**TASK ITEM**. Across all entries below, how many lines include "this"? Only the number, please.
........
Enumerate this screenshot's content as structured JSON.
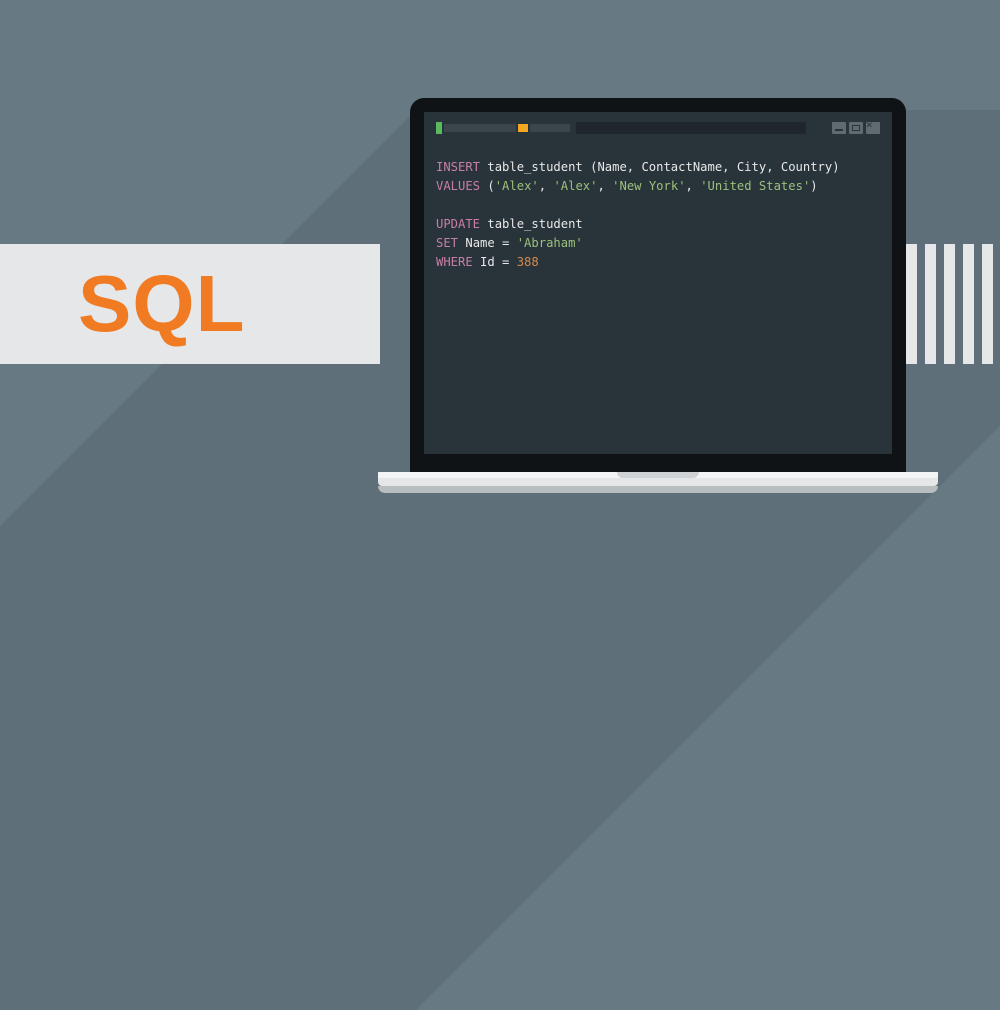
{
  "branding": {
    "label": "SQL"
  },
  "code": {
    "line1": {
      "kw1": "INSERT",
      "ident": " table_student ",
      "paren_open": "(",
      "cols": "Name, ContactName, City, Country",
      "paren_close": ")"
    },
    "line2": {
      "kw": "VALUES",
      "space": " ",
      "po": "(",
      "v1": "'Alex'",
      "c1": ", ",
      "v2": "'Alex'",
      "c2": ", ",
      "v3": "'New York'",
      "c3": ", ",
      "v4": "'United States'",
      "pc": ")"
    },
    "line4": {
      "kw": "UPDATE",
      "ident": " table_student"
    },
    "line5": {
      "kw": "SET",
      "ident": " Name = ",
      "val": "'Abraham'"
    },
    "line6": {
      "kw": "WHERE",
      "ident": " Id = ",
      "num": "388"
    }
  }
}
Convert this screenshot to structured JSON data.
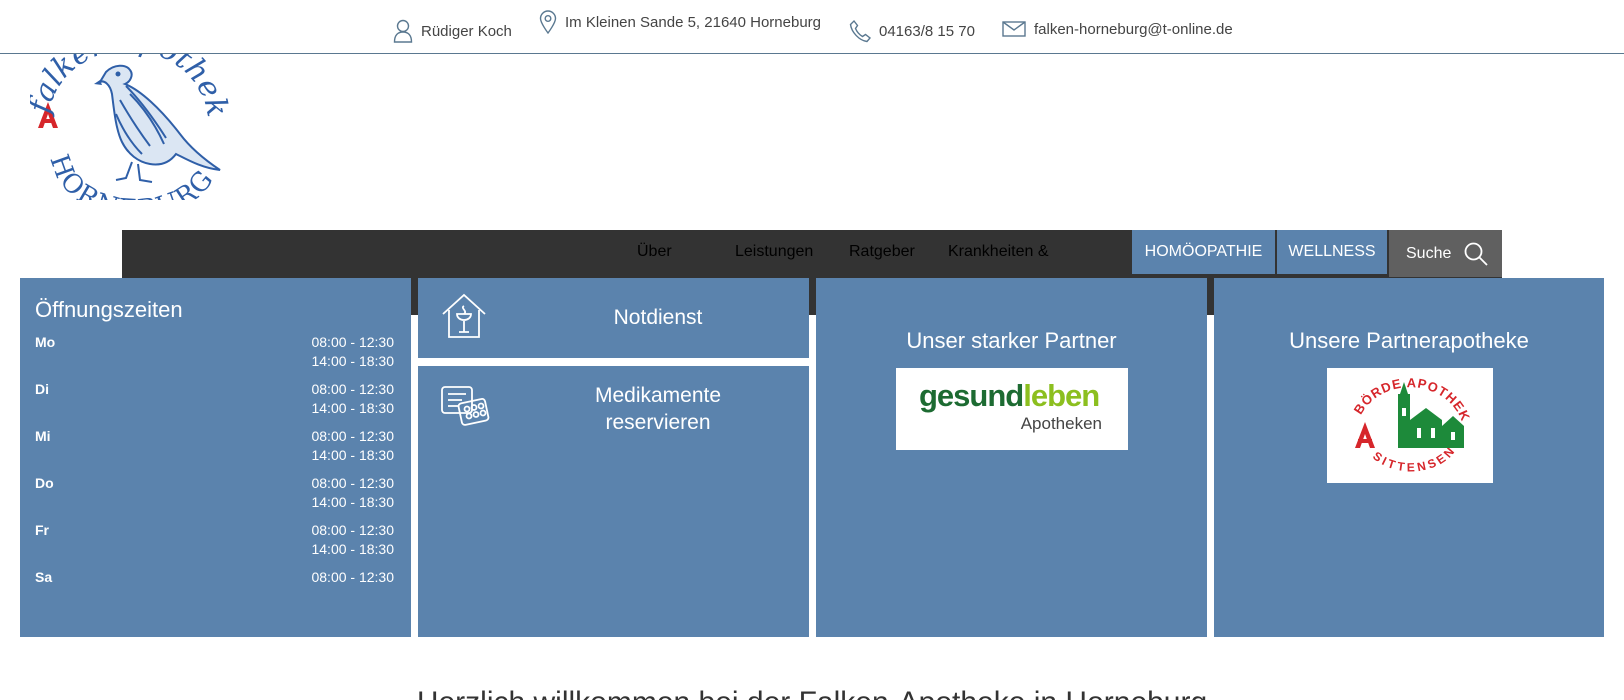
{
  "contact": {
    "name": "Rüdiger Koch",
    "address": "Im Kleinen Sande 5, 21640 Horneburg",
    "phone": "04163/8 15 70",
    "email": "falken-horneburg@t-online.de"
  },
  "nav": {
    "items": [
      "Über",
      "Leistungen",
      "Ratgeber",
      "Krankheiten &"
    ],
    "homoeopathie": "HOMÖOPATHIE",
    "wellness": "WELLNESS",
    "search": "Suche"
  },
  "hours": {
    "title": "Öffnungszeiten",
    "rows": [
      {
        "day": "Mo",
        "times": [
          "08:00 - 12:30",
          "14:00 - 18:30"
        ]
      },
      {
        "day": "Di",
        "times": [
          "08:00 - 12:30",
          "14:00 - 18:30"
        ]
      },
      {
        "day": "Mi",
        "times": [
          "08:00 - 12:30",
          "14:00 - 18:30"
        ]
      },
      {
        "day": "Do",
        "times": [
          "08:00 - 12:30",
          "14:00 - 18:30"
        ]
      },
      {
        "day": "Fr",
        "times": [
          "08:00 - 12:30",
          "14:00 - 18:30"
        ]
      },
      {
        "day": "Sa",
        "times": [
          "08:00 - 12:30"
        ]
      }
    ]
  },
  "tiles": {
    "notdienst": "Notdienst",
    "medikamente_line1": "Medikamente",
    "medikamente_line2": "reservieren",
    "partner_title": "Unser starker Partner",
    "partner_logo_text1": "gesund",
    "partner_logo_text2": "leben",
    "partner_logo_sub": "Apotheken",
    "partner2_title": "Unsere Partnerapotheke",
    "partner2_logo_top": "BÖRDE APOTHEKE",
    "partner2_logo_bottom": "SITTENSEN"
  },
  "logo": {
    "text_top": "falken apotheke",
    "text_bottom": "HORNEBURG"
  },
  "welcome": "Herzlich willkommen bei der Falken-Apotheke in Horneburg",
  "colors": {
    "tile_blue": "#5b83ad",
    "nav_dark": "#333333",
    "search_grey": "#606060",
    "logo_blue": "#2f5fa8",
    "logo_red": "#d6262b"
  }
}
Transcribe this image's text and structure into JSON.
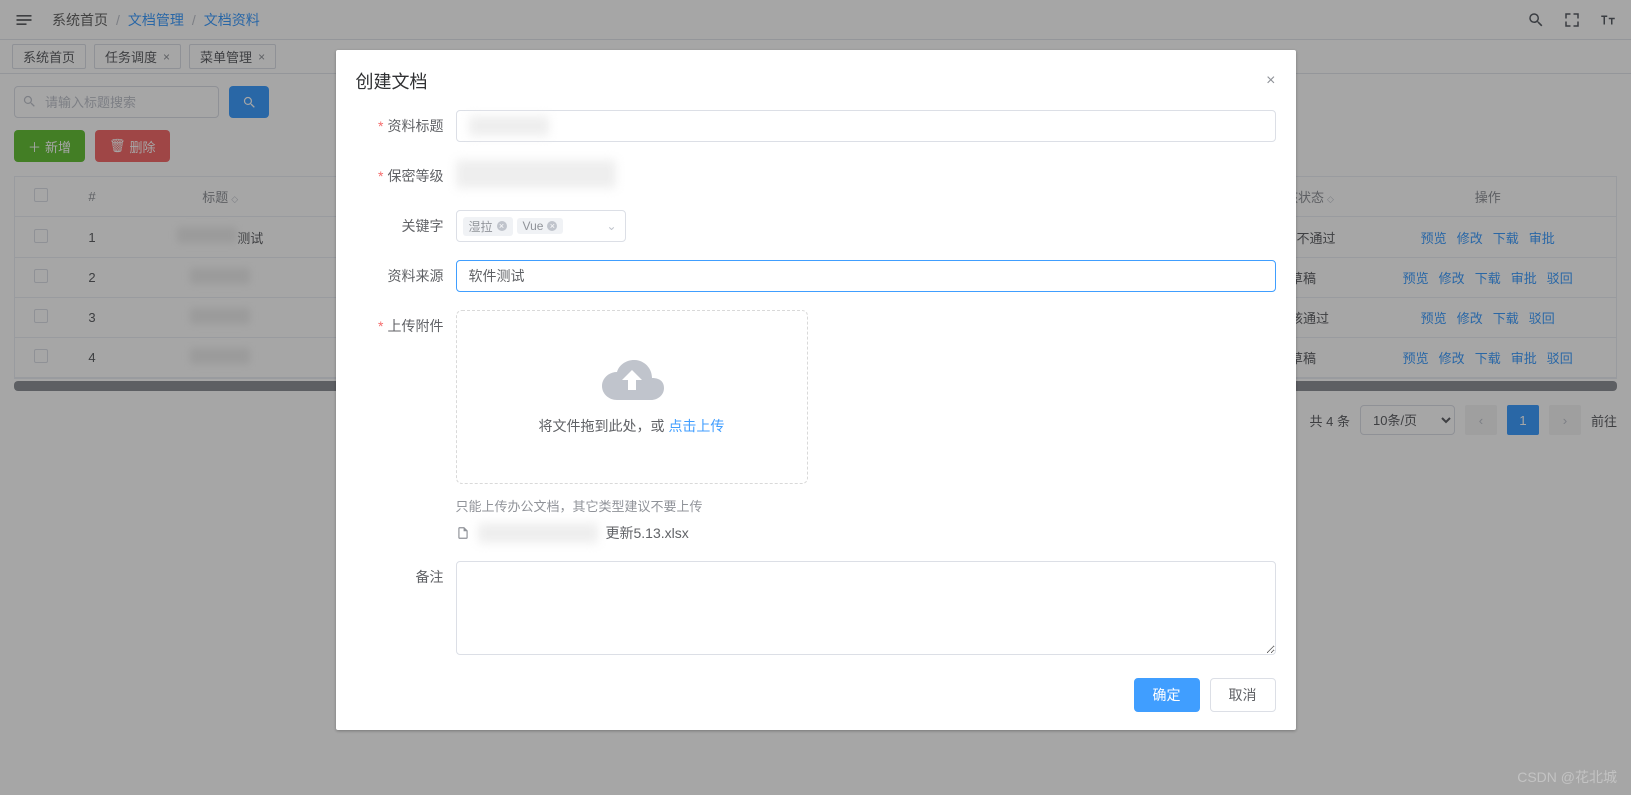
{
  "breadcrumb": {
    "home": "系统首页",
    "sep": "/",
    "mgmt": "文档管理",
    "docs": "文档资料"
  },
  "tabs": [
    {
      "label": "系统首页",
      "closable": false
    },
    {
      "label": "任务调度",
      "closable": true
    },
    {
      "label": "菜单管理",
      "closable": true
    }
  ],
  "search": {
    "placeholder": "请输入标题搜索"
  },
  "actions": {
    "add": "新增",
    "delete": "删除"
  },
  "table": {
    "headers": {
      "idx": "#",
      "title": "标题",
      "status": "审核状态",
      "ops": "操作"
    },
    "rows": [
      {
        "idx": "1",
        "title": "测试",
        "status": "审核不通过",
        "ops": [
          "预览",
          "修改",
          "下载",
          "审批"
        ]
      },
      {
        "idx": "2",
        "title": "",
        "status": "草稿",
        "ops": [
          "预览",
          "修改",
          "下载",
          "审批",
          "驳回"
        ]
      },
      {
        "idx": "3",
        "title": "",
        "status": "审核通过",
        "ops": [
          "预览",
          "修改",
          "下载",
          "驳回"
        ]
      },
      {
        "idx": "4",
        "title": "",
        "status": "草稿",
        "ops": [
          "预览",
          "修改",
          "下载",
          "审批",
          "驳回"
        ]
      }
    ]
  },
  "pager": {
    "total": "共 4 条",
    "size": "10条/页",
    "page": "1",
    "goto": "前往"
  },
  "dialog": {
    "title": "创建文档",
    "labels": {
      "docTitle": "资料标题",
      "secret": "保密等级",
      "keywords": "关键字",
      "source": "资料来源",
      "upload": "上传附件",
      "remark": "备注"
    },
    "keywords": [
      "湿拉",
      "Vue"
    ],
    "sourceValue": "软件测试",
    "upload": {
      "text1": "将文件拖到此处，或 ",
      "link": "点击上传",
      "tip": "只能上传办公文档，其它类型建议不要上传"
    },
    "file": {
      "nameSuffix": "更新5.13.xlsx"
    },
    "buttons": {
      "ok": "确定",
      "cancel": "取消"
    }
  },
  "watermark": "CSDN @花北城"
}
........
**RESULT**. 3